Since Congress passed the federal health care reform package,
debate has buzzed over whether employers will stop offering
benefits in 2014, pushing their workers into the new health
insurance exchanges. (See the timeline for
health care reform
Should you be worried about losing your group health plan at
work? Probably not, human resource consultants say, although the
picture remains a bit fuzzy.
A recent study by the Urban Institute on employer-sponsored
coverage under health reform concludes "reports of its demise are
premature." Using a "health insurance policy simulation model,"
researchers found that overall employer-sponsored coverage under
the Affordable Care Act would not be much different from what it
would have been without reform.
Projecting a 10 percent decrease in group health plans
But a survey by Market Strategies International, a global market
research firm, showed there could be a net 10 percent decrease in
access to employer-sponsored health insurance in 2014. The study
surveyed 1,000 employee benefits managers at companies with at
least two workers.
Among employers offering health care benefits:
• 76 percent said they would continue to offer a health plan in
• 15 percent said they would offer coverage to some full-time
• 9 percent said they would stop offering health insurance
benefits all together.
Among companies not offering health insurance:
• 28 percent said they would start offering it in 2014.
• 19 percent said they would begin offering it to some full-time
Gains and losses
These companies represent only 8 percent of workers, so the
expected gains aren't enough to offset the loss of
health insurance coverage
by large employers. Susan McIntyre, senior vice president of Market
Strategies' health care division, says with the opening of the
exchanges in 2014, many small and large firms see an opportunity to
walk away from providing coverage without depriving employees of
The exchanges will serve as marketplaces where individuals and
small groups can buy insurance. In 2014, health reform regulations
will prohibit insurers from denying coverage or charging higher
premiums for people who have pre-existing conditions. The federal
government also will provide subsidies for purchasing coverage
through health insurance exchanges to people who meet low-income
Motivation to offer health insurance
Health reform uses a carrot-and-stick approach to encourage
employers to offer health insurance. Small businesses with fewer
than 25 workers already can earn tax credits for offering coverage.
And in 2014 the government will penalize employers with at least 50
full-time workers if they don't offer
affordable health insurance
benefits and at least one of their employees qualifies for a
premium subsidy. But the penalties are far less than the cost of
providing health insurance, fueling concern that many employers
will decide to pay instead of play. Even so, the equation isn't so
"For employers, it's really not a decision about whether to
offer health insurance benefits," says Tracy Watts, a partner at
Mercer, a global consulting firm, in its Washington, D.C., office.
"Of all the benefits, employees rate health insurance No. 1 most of
Benefits are critical for attracting and retaining workers, she
says, and employees likely would expect to be compensated for
buying individual plans if their companies stopped providing health
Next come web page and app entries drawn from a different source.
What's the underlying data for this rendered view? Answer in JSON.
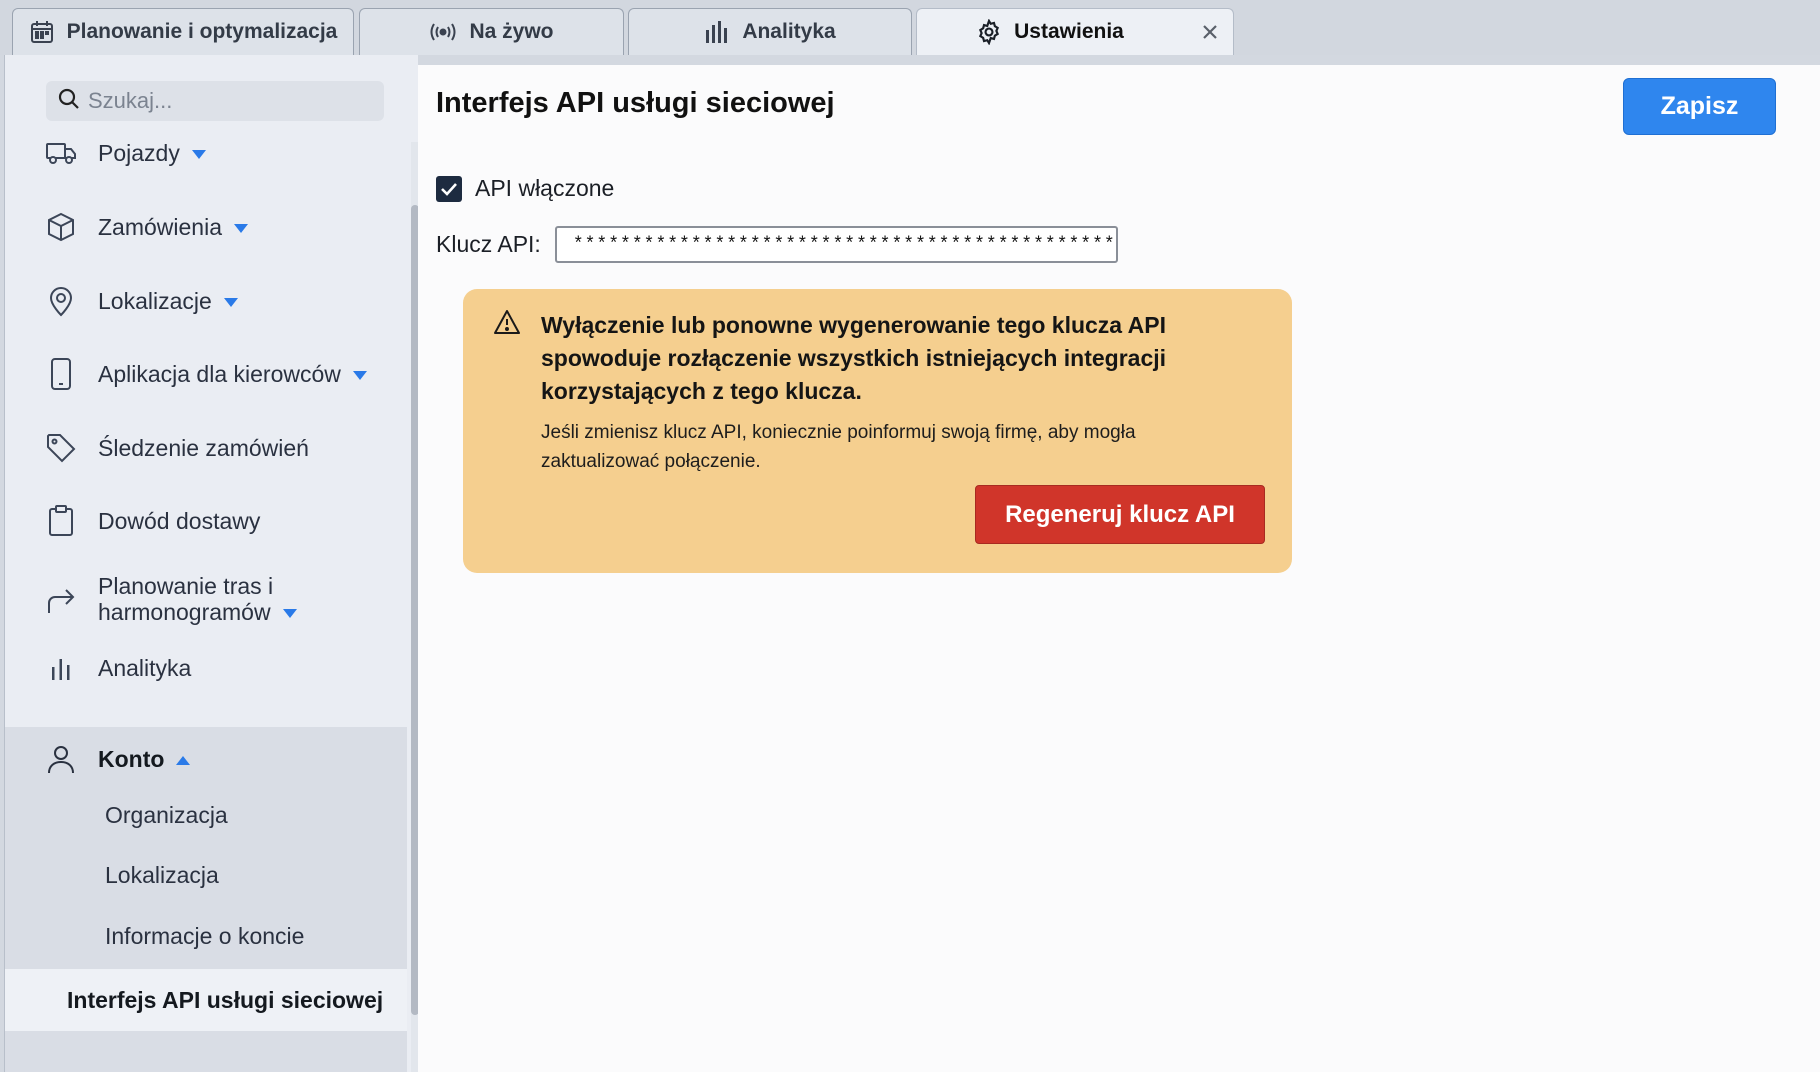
{
  "tabs": [
    {
      "label": "Planowanie i optymalizacja",
      "icon": "calendar-icon"
    },
    {
      "label": "Na żywo",
      "icon": "broadcast-icon"
    },
    {
      "label": "Analityka",
      "icon": "bar-chart-icon"
    },
    {
      "label": "Ustawienia",
      "icon": "gear-icon",
      "active": true
    }
  ],
  "sidebar": {
    "search_placeholder": "Szukaj...",
    "items": [
      {
        "label": "Pojazdy",
        "icon": "truck-icon",
        "expandable": true
      },
      {
        "label": "Zamówienia",
        "icon": "package-icon",
        "expandable": true
      },
      {
        "label": "Lokalizacje",
        "icon": "map-pin-icon",
        "expandable": true
      },
      {
        "label": "Aplikacja dla kierowców",
        "icon": "smartphone-icon",
        "expandable": true
      },
      {
        "label": "Śledzenie zamówień",
        "icon": "tag-icon",
        "expandable": false
      },
      {
        "label": "Dowód dostawy",
        "icon": "clipboard-icon",
        "expandable": false
      },
      {
        "label_line1": "Planowanie tras i",
        "label_line2": "harmonogramów",
        "icon": "route-arrow-icon",
        "expandable": true
      },
      {
        "label": "Analityka",
        "icon": "bar-chart-icon",
        "expandable": false
      },
      {
        "label": "Konto",
        "icon": "user-icon",
        "expanded": true
      }
    ],
    "account_subitems": [
      "Organizacja",
      "Lokalizacja",
      "Informacje o koncie",
      "Interfejs API usługi sieciowej"
    ]
  },
  "main": {
    "title": "Interfejs API usługi sieciowej",
    "save_label": "Zapisz",
    "api_enabled_label": "API włączone",
    "api_enabled": true,
    "api_key_label": "Klucz API:",
    "api_key_value": "***********************************************",
    "warning": {
      "title": "Wyłączenie lub ponowne wygenerowanie tego klucza API spowoduje rozłączenie wszystkich istniejących integracji korzystających z tego klucza.",
      "body": "Jeśli zmienisz klucz API, koniecznie poinformuj swoją firmę, aby mogła zaktualizować połączenie.",
      "button_label": "Regeneruj klucz API"
    }
  },
  "colors": {
    "accent": "#2f86ee",
    "warning_bg": "#f5cf8f",
    "danger": "#d0352a",
    "caret": "#2a7ae8"
  }
}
"My business runs on my employees," says Valerie Clark,
president of Clark & Associates Inc. of Nevada, a
benefits-management company based in Reno. "I offer a full benefits
package to keep up with demand for high-quality people. If I
didn't, most likely my employees would go to my competitors."
Focusing on retirement benefits
Although most employers don't plan to drop health insurance
coverage for workers, many are considering ending their sponsorship
of retiree benefits, if they haven't already.
Last year, just 25 percent of large employers offered health
plans to retirees under age 65, down from 28 percent in 2009,
according to a national survey by Mercer. Even among the largest
employers, just 46 percent provided coverage to retirees under 65
and 38 percent provided coverage to those 65 and older.
A 2011 survey of large employers by Towers Watson found 26
percent of employers plan to stop sponsoring health insurance
coverage for retirees. That's because the federal government cut
the employer tax break to provide retiree drug plans and health
reform promises to improve Medicare drug coverage.
In addition, the health insurance exchanges will give retirees
under age 65 access to insurance, says Julie Stone, a Towers Watson
consultant based in the firm's New Jersey office. Plans sold
through the exchanges cannot deny or charge higher premiums for
people with pre-existing conditions. Some employers may consider
providing subsidies for retirees to use in the exchanges.